You are now in the main content area

Stop #3 - Historical Plaque on Grosvenor Street

Macdonald and industrialization

Map for location 3.
Typographer’s Strike Plaque
Typographer’s Strike Plaque

Macdonald lived in a period of tremendous transformation in Canada, the age of industrialization. No portrait of him and his time would be complete without emphasizing this reality.

It is easy for us to romanticize the finer aspects of Victorian Canada but the reality was that life in this country was very hard in the 19th century. Many people came to the city in order to find work.

As the pressures of capitalism grew more intense, the more skilled workers wished to unionize to affirm their rights and to force employers to provide better pay and decent working conditions. In the 1870s, Toronto’s printers started a campaign against local newspaper publishers, demanding that working days be limited to nine hours.

George Brown was the founder and editor of the Toronto Globe, which later became the Globe & Mail, and a political rival of Macdonald’s. He led the other newspaper publishers in resisting these demands and pressed criminal charges to have their leaders arrested for seditious conspiracy. In April 1872, 10,000 supporters of the printers rallied in Queen’s Park to protest this abuse of power.

Macdonald was a cold political calculator and he was always happy to support people who gave George Brown a hard time. He responded positively to the demands of the workers. Macdonald passed a new Trade Unions Act to legalize unions and allow them to negotiate better working conditions. As a result, workers eventually won the right to work only 9 hours, 6 days a week. Macdonald later created a Royal Commission on the Relations of Labour and Capital. Its 1889 report documented the sweeping impact of industrialization in Canada, and the commissioners strongly defended unions as a suitable form of organization for workers.

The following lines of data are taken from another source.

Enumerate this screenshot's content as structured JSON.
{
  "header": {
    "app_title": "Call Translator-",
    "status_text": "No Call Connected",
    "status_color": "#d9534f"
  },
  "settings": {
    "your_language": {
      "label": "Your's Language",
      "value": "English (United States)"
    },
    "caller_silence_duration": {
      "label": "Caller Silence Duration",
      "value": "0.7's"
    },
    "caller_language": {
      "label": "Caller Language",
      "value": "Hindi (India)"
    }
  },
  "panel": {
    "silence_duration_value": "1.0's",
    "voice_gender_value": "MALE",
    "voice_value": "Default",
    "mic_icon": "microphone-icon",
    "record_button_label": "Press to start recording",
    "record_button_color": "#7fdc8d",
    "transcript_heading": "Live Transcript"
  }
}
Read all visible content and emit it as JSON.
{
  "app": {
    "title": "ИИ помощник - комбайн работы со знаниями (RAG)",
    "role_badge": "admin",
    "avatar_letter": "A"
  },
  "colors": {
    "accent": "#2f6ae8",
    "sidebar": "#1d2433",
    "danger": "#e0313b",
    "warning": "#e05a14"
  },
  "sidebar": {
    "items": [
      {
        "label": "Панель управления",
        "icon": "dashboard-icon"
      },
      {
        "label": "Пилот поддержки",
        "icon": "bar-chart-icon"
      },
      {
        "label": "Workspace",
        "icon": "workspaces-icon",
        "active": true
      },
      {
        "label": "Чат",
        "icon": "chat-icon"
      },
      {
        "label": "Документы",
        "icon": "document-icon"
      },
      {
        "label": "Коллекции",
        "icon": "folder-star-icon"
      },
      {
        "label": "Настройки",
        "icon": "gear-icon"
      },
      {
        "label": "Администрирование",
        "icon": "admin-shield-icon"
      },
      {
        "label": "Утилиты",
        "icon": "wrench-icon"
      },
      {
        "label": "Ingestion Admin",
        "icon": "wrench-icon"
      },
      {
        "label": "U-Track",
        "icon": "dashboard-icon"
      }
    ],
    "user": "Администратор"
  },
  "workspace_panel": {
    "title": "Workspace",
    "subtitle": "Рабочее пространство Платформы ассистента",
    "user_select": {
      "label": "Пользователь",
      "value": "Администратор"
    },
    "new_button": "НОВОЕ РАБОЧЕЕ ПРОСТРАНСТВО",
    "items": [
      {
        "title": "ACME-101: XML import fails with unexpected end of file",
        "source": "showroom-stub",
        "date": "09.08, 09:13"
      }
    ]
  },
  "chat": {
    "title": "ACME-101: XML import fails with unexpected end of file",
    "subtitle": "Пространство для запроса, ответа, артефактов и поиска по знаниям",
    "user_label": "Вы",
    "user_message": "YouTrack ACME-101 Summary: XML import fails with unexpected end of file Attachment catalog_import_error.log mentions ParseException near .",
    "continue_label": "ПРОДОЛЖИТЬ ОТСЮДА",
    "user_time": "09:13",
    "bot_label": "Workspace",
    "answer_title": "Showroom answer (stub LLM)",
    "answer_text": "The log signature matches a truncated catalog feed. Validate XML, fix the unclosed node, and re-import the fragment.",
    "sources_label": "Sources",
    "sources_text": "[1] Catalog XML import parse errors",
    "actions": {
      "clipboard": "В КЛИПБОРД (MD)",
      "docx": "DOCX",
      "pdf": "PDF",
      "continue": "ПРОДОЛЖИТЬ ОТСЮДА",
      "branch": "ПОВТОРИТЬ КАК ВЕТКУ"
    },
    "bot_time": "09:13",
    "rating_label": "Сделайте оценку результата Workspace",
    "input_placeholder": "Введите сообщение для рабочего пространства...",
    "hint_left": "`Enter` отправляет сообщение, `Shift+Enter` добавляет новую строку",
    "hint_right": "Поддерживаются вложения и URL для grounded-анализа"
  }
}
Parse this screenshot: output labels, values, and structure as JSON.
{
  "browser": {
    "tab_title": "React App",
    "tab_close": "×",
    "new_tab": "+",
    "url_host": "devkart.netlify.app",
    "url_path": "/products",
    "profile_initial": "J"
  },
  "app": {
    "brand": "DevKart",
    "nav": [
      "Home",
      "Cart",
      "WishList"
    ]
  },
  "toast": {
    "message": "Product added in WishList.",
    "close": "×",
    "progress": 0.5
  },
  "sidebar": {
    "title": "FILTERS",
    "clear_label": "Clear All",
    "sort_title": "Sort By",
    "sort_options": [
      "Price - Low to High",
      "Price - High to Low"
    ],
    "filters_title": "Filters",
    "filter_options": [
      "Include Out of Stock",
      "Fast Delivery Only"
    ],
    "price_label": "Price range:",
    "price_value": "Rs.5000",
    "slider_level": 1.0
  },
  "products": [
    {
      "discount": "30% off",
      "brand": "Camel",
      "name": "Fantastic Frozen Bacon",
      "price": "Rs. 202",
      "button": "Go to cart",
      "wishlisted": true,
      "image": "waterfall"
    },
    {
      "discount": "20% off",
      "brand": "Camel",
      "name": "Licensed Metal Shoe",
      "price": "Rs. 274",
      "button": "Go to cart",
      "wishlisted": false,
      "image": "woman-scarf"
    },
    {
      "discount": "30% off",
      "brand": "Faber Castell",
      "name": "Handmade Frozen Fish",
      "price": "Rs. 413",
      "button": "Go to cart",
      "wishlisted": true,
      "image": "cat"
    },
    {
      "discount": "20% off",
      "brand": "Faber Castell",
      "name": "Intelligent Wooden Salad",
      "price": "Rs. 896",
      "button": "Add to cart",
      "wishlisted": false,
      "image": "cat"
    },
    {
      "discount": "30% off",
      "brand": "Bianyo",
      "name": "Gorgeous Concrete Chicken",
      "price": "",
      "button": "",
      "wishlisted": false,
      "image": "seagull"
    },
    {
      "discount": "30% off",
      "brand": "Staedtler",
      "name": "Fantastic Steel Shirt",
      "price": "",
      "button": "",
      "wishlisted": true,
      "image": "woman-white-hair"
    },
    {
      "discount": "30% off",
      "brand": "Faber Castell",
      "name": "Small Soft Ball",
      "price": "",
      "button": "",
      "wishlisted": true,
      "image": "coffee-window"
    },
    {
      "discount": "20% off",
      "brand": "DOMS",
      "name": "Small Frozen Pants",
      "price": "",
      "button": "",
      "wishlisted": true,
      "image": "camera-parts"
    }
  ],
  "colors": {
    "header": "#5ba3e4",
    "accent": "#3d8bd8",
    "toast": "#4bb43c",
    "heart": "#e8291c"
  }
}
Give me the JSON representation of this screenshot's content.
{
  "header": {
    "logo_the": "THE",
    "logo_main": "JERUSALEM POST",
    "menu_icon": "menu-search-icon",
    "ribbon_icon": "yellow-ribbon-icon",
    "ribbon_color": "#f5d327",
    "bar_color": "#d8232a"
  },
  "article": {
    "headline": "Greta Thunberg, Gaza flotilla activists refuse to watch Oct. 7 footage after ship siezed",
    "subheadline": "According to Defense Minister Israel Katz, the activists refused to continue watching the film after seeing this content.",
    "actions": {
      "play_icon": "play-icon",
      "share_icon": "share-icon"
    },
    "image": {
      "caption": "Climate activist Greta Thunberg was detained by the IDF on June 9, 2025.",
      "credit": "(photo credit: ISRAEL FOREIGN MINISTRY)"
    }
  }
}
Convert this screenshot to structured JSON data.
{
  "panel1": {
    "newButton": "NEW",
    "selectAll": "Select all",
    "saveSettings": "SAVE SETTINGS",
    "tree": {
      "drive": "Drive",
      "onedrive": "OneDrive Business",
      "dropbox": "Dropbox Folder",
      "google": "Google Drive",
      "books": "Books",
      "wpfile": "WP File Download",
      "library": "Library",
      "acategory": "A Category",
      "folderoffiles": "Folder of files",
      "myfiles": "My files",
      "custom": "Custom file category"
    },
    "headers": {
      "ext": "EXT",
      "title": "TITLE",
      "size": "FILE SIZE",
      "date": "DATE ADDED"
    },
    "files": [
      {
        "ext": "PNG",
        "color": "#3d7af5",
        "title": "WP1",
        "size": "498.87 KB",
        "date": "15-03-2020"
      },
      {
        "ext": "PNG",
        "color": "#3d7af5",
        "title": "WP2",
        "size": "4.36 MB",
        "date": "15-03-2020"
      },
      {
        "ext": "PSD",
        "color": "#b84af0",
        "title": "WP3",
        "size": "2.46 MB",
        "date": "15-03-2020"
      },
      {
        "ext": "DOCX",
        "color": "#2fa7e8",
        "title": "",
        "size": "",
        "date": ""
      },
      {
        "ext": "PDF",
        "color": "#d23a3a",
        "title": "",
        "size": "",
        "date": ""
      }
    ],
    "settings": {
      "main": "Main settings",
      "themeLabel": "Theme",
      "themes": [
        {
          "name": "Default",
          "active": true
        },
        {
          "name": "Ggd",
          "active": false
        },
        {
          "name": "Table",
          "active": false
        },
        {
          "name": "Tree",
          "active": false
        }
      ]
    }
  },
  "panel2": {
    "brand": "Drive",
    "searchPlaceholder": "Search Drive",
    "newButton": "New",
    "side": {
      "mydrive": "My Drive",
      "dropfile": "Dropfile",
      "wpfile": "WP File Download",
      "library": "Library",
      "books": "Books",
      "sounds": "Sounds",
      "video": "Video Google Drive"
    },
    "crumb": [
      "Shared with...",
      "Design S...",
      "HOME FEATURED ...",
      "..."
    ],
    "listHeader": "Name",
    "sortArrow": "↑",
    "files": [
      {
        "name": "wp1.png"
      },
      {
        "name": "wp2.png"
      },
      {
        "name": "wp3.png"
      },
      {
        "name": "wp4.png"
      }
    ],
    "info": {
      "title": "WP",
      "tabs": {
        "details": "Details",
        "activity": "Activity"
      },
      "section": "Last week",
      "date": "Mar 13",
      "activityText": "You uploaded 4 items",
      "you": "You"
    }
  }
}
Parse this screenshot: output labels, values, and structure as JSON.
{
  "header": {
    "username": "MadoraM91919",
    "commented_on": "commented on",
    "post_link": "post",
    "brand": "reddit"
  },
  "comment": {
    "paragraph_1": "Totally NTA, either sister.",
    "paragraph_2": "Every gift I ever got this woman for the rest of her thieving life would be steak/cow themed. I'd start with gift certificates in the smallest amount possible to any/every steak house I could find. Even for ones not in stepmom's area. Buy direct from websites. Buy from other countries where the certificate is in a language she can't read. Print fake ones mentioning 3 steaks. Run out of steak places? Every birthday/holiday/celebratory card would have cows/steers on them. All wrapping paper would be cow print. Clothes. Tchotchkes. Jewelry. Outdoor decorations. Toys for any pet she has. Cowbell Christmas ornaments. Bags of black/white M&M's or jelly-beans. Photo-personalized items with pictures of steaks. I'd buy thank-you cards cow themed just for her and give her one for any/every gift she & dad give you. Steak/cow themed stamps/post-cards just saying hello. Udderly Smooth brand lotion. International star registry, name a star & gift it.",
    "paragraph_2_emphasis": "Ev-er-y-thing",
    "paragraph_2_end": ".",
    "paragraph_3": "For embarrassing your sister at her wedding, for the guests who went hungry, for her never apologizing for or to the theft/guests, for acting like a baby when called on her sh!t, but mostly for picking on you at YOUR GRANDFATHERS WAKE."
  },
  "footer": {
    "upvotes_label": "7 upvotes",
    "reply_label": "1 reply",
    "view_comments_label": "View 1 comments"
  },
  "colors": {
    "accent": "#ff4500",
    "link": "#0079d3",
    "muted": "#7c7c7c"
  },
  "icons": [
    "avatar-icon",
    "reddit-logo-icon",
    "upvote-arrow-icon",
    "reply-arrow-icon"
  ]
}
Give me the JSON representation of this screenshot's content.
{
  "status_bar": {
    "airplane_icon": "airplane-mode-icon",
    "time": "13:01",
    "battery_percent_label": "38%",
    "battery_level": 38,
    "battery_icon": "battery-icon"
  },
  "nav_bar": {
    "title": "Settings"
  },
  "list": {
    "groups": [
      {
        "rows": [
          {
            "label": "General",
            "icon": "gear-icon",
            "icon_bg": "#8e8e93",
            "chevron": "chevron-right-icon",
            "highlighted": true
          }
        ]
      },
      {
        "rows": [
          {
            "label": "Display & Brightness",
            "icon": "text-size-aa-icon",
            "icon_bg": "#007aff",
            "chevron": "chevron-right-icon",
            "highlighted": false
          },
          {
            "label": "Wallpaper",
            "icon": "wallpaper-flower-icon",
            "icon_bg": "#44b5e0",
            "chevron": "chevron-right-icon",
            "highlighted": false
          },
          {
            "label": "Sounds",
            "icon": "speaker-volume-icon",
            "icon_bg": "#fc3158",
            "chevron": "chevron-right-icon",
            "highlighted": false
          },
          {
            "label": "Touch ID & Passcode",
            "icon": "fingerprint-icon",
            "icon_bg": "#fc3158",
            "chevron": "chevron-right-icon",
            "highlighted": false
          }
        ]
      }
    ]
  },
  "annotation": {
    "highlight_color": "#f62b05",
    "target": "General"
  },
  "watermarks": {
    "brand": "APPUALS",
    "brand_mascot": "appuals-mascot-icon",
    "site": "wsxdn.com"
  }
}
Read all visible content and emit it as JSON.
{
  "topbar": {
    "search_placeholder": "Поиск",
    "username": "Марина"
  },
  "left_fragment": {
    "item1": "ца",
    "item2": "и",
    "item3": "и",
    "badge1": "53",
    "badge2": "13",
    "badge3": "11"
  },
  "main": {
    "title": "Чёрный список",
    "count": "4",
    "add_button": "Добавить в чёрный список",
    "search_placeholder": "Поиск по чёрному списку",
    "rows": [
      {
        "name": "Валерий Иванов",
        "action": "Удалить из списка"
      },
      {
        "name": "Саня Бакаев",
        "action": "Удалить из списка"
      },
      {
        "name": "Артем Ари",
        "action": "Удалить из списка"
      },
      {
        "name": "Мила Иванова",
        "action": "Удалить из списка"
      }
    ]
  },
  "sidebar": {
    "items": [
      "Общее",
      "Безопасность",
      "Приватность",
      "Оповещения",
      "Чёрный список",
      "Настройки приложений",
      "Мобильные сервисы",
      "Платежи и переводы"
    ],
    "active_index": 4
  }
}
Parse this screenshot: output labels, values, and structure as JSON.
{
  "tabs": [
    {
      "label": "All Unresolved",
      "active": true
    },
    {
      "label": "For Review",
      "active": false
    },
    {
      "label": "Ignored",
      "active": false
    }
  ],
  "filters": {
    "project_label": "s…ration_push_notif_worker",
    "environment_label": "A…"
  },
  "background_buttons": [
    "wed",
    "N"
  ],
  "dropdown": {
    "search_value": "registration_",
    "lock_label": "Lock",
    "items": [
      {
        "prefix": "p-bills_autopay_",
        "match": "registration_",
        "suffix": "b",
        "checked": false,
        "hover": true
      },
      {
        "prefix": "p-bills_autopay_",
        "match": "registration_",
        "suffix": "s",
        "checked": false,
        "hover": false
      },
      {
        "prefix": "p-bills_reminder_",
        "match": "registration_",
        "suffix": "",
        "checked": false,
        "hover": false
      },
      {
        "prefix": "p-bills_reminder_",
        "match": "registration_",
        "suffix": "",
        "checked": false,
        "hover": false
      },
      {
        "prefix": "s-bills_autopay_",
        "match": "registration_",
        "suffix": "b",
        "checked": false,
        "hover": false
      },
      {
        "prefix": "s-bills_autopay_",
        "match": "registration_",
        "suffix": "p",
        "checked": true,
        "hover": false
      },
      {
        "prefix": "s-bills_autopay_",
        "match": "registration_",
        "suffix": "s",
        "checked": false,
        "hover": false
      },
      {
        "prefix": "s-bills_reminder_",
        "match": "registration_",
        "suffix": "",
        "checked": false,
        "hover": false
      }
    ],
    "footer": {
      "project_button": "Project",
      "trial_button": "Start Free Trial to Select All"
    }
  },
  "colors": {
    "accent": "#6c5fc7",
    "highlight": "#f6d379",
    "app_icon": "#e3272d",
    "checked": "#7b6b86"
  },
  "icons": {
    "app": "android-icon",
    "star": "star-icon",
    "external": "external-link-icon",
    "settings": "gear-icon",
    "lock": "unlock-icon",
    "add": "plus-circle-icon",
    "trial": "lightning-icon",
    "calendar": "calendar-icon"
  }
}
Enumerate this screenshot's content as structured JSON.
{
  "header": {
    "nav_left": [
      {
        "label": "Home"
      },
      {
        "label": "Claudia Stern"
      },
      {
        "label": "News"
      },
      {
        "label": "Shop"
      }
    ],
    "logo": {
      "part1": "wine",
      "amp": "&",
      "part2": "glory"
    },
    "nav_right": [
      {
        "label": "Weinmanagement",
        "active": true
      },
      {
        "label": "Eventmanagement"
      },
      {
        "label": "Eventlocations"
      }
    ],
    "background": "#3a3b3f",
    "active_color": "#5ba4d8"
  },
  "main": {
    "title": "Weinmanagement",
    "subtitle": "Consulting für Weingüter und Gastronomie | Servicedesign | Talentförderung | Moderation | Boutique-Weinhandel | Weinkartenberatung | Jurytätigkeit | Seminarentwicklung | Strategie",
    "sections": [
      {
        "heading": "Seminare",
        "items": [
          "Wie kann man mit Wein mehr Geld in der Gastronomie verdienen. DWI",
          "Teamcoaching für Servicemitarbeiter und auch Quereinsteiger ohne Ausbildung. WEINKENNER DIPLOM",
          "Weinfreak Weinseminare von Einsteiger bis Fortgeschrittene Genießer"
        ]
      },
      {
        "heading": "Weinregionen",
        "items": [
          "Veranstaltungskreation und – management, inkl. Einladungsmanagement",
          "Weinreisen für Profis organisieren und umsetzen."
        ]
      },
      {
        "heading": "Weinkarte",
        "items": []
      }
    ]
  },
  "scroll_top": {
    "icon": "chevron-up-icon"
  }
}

T. Phillips Thompson
T. Phillips Thompson Credit: Library and Archives Canada

The commissioners heard horrifying testimony regarding the beating and imprisonment of children employed in factories, and urged that the practices be outlawed. The following is an excerpt from their report:

In some parts of the Dominion the employment of children of very tender years is still permitted. This injures the health, stunts the growth and prevents the proper education of such children, so that they cannot become healthy men and women or intelligent citizens. It is believed that the regular employment in mills, factories and mines of children less than 14 years of age should be strictly forbidden Further your Commissioner think that young persons should not be required to work during the night at any time, nor before 7 o’clock in the morning during the months of December, January, February and March.

To this day, that report is the most compelling portrait of the working lives of Canadians at that time. It changed the minds of many, but not everybody was convinced. Macdonald himself did nothing in his last two years to act on the commission’s report. As a result, T. Phillips Thompson, the editor of the Labor Advocate wrote the following:

Sir John A. fooled the Canadian workingman… A commission was appointed and travelled all over the country examining witnesses and investigating local conditions but the sole result was a bulky report. None of the suggestions of the commission have been put on the statue books, and the money laid out on this expensive job was worse than waster, in as much as it was made the means of giving a soft job to a few political heelers in return for their influence at elections.

T. Phillips Thompson was harsh and failed to appreciate Macdonald’s actions which, at that time, went a long way in changing the thinking about the relations between workers, employers and the government. More importantly, the findings of the Commission fuelled government action in the more progressive era of the early twentieth century.

We have seen that Macdonald was able to change his mind on a number of issues over his long career. But he was still a man of his century; he believed in a liberal philosophy where every man was out for himself, where capitalism reigned supreme and where government help to individuals would be extremely limited.Ironically, the man who did not consider himself a rebel still found a way to make radical changes that were, in many cases, decades ahead of their time.

Tour Stops -  1 2 3 4 5 6 7 8 9